After my initiation, there were 18 men in the Bad Dad Alliance.  We got together once a week at a crumbly brick building downtown with an old, broken traffic light affixed to the door.  Before I joined, I had thought the Alliance met to drink beer and play poker.  But that old brick building turned out to be a wonderland filled with everything I’d dreamt of while growing up.  I found Lou and David on a giant trampoline in the center of the room while Eric worked on a model train made with a full mile of track.   I gawked in wonder at the Theatre of Magic pinball machine, the RC car collection, the pool table, the 84-inch TV, and the bar filled with high-priced liquor.

I laughed excitedly, frozen in awe in the doorway.  From the trampoline, Lou cried, “Get on up here!”

“What the hell?” I crowed.  “I’ve got to admit, Lou, I’m a little taken aback.”

Lou jumped down and grabbed a beer for me.  “Why do you think I kept hounding you to join the Alliance?”

Tony walked in behind me with pizza and added, “And why do you think we call it the Bad Dad Alliance?”

We dug into the pizza and plopped down on the leather couch in front of the TV.  Lou chugged a beer and explained, “I tell my wife we play poker when we meet up.  I’d never tell her the truth about our manly utopia.”

Eric, who continued to work on the model train while he ate, admitted, “We all pretend we’re broke when we’re really not.  We pool our money and have a little covert fun.”

That night, a month after Madeline died, the Bad Dad Alliance proved to me that I could, indeed, dodge the real world if only for one night a week.  Retreat from reality.  That part felt good.

But I couldn’t help wondering:  had I known all along what really went on when the Bad Dad Alliance convened, would I have done it?  Would I have traded in time with my Madeline for fraudulent fun with men who take what they have for granted?

I wanted to think I would not have.  But in front of the 84-inch TV on the leather couch with a beer in hand, I knew that I probably would have. That part hurt like hell.

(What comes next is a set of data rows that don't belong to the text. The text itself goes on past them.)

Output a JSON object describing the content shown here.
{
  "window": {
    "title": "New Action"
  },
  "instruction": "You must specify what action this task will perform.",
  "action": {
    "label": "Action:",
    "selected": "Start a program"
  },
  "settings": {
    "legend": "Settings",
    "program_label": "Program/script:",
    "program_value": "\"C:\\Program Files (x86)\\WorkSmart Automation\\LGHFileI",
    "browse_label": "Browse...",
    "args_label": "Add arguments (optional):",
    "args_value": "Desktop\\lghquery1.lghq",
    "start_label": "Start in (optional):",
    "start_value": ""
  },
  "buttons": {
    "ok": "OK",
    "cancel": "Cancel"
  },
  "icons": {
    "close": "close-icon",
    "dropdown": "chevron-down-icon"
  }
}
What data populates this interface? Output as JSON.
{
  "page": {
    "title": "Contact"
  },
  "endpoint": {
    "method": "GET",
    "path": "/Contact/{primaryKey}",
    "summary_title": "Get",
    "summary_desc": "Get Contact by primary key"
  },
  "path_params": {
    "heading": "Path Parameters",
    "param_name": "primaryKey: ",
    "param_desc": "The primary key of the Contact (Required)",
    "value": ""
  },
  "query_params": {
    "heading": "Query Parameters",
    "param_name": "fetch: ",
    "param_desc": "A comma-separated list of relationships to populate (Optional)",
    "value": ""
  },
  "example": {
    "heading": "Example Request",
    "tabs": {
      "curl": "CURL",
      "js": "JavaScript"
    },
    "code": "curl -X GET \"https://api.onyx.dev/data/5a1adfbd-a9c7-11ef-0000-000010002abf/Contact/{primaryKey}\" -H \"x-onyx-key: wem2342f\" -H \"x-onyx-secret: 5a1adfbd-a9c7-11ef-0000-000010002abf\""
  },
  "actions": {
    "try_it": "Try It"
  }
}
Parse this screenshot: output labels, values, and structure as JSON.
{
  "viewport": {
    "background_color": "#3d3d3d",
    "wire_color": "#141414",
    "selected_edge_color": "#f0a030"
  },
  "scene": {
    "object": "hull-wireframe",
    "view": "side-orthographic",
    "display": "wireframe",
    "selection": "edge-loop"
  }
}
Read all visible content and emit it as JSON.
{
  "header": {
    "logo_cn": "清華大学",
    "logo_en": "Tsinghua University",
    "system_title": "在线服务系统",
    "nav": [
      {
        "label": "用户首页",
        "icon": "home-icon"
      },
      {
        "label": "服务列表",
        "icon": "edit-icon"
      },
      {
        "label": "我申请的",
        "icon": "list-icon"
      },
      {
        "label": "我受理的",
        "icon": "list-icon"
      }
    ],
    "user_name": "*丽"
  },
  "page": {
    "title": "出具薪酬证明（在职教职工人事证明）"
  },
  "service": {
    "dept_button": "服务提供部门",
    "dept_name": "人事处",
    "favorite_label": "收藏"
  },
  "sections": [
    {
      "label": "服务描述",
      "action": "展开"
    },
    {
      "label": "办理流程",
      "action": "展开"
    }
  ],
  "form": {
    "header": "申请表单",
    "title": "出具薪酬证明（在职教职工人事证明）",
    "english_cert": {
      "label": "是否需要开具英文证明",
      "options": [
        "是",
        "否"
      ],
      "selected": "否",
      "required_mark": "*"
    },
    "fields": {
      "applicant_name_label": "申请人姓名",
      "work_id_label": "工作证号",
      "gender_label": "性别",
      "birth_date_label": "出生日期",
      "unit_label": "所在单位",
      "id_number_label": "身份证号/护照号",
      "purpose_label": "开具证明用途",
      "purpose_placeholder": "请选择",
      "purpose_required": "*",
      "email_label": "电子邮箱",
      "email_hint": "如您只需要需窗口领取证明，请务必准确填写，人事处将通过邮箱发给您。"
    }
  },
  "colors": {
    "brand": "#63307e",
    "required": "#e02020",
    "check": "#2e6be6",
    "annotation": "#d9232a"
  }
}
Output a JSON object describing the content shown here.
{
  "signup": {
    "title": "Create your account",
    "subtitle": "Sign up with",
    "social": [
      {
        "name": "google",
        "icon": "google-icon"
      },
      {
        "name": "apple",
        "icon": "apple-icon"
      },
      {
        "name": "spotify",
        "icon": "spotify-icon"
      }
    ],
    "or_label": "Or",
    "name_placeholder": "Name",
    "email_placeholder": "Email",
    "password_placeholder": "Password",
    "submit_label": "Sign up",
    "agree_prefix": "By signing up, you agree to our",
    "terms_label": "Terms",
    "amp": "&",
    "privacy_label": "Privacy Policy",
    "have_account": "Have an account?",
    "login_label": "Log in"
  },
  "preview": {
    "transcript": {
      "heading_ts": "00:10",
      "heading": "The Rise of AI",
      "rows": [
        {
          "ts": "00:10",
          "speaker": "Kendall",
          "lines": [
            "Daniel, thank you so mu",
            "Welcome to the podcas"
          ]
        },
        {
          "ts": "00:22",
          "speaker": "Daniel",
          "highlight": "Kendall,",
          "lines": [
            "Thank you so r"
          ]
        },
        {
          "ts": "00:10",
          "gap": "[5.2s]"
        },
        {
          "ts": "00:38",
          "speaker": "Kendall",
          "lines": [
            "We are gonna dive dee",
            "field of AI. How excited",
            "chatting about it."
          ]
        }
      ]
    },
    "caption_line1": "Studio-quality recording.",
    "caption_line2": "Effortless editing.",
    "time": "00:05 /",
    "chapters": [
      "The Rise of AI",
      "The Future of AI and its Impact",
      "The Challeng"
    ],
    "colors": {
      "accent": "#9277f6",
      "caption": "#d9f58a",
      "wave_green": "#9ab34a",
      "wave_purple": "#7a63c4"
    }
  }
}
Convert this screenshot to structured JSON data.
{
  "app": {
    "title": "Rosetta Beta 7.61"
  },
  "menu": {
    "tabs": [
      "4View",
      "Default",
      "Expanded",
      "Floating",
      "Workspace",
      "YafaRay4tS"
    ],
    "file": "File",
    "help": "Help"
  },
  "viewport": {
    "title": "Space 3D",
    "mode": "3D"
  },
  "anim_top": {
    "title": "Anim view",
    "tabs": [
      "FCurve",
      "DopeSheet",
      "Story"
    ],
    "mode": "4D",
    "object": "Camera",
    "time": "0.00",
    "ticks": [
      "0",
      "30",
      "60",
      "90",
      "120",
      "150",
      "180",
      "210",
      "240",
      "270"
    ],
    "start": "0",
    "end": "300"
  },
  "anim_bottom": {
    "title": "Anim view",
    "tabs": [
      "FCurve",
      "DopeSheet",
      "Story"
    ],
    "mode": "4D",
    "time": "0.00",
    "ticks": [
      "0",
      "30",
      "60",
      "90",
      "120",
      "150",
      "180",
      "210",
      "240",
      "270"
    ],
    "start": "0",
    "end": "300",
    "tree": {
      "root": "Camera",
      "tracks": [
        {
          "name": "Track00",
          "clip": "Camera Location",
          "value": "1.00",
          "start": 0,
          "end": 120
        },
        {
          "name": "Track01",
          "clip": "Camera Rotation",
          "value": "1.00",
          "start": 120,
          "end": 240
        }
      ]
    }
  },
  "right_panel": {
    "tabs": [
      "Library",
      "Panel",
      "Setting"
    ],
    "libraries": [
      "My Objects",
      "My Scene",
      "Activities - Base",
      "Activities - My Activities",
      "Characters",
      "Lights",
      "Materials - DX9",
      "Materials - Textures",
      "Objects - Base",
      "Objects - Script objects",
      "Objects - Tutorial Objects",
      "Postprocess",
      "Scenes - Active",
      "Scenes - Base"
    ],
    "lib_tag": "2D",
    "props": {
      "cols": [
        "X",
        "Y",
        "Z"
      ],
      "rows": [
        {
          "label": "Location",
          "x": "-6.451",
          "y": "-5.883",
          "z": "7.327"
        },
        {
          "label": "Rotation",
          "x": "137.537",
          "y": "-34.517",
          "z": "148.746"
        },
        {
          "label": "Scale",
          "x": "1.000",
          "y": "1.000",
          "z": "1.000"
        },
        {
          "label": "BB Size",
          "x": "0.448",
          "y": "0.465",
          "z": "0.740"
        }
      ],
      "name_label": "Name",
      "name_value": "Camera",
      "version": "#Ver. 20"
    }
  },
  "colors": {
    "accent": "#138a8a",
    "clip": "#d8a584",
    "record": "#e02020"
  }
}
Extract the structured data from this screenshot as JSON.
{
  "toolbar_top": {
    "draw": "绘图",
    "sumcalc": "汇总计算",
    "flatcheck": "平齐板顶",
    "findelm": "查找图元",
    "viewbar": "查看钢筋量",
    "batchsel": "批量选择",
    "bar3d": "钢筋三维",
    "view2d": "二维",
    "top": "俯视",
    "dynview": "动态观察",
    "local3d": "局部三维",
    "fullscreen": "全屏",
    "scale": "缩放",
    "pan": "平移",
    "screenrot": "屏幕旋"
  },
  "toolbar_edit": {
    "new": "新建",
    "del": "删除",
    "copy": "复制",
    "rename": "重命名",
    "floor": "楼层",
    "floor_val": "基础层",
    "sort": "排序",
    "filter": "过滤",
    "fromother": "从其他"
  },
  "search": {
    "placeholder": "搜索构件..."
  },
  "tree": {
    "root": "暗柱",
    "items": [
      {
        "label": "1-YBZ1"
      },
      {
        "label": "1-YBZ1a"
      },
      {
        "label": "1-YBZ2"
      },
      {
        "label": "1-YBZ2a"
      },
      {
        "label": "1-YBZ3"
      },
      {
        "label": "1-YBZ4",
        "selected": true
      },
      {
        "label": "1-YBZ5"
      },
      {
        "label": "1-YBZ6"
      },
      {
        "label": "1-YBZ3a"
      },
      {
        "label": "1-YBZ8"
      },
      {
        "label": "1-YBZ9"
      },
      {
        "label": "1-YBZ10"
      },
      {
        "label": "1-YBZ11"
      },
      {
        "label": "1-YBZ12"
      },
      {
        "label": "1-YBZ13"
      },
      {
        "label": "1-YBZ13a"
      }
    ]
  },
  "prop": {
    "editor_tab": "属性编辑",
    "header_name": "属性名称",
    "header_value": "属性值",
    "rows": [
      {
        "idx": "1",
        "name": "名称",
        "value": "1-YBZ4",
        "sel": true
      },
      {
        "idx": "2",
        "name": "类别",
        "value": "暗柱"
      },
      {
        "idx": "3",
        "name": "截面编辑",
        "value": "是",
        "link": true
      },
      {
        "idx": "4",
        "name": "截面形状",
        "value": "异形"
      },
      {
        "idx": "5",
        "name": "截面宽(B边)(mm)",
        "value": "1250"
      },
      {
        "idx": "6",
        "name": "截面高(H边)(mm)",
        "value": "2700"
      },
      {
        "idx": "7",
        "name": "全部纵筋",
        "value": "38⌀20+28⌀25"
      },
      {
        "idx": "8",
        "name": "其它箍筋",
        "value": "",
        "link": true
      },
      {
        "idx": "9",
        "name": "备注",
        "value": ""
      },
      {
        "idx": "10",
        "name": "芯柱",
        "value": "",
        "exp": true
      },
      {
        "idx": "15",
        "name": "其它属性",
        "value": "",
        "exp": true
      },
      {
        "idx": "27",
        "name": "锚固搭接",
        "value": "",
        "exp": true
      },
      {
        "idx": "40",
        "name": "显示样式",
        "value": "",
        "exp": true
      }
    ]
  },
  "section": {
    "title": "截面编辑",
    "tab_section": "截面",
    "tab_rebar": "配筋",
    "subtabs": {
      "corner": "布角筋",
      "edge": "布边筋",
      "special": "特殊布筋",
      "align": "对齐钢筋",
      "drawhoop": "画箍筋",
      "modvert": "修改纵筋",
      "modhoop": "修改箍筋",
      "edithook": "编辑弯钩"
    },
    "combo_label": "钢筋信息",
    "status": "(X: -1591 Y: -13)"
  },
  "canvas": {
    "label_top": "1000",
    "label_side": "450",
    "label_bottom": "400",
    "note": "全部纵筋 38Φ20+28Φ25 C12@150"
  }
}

Now for the reveal:  the challenge was that this story does not contain the letter sI never thought I would be so desperate to use the letter s, but now that I can again:  sssssssssssssssssssssssssssssssssssssssssssssssssssssssssssssss!!!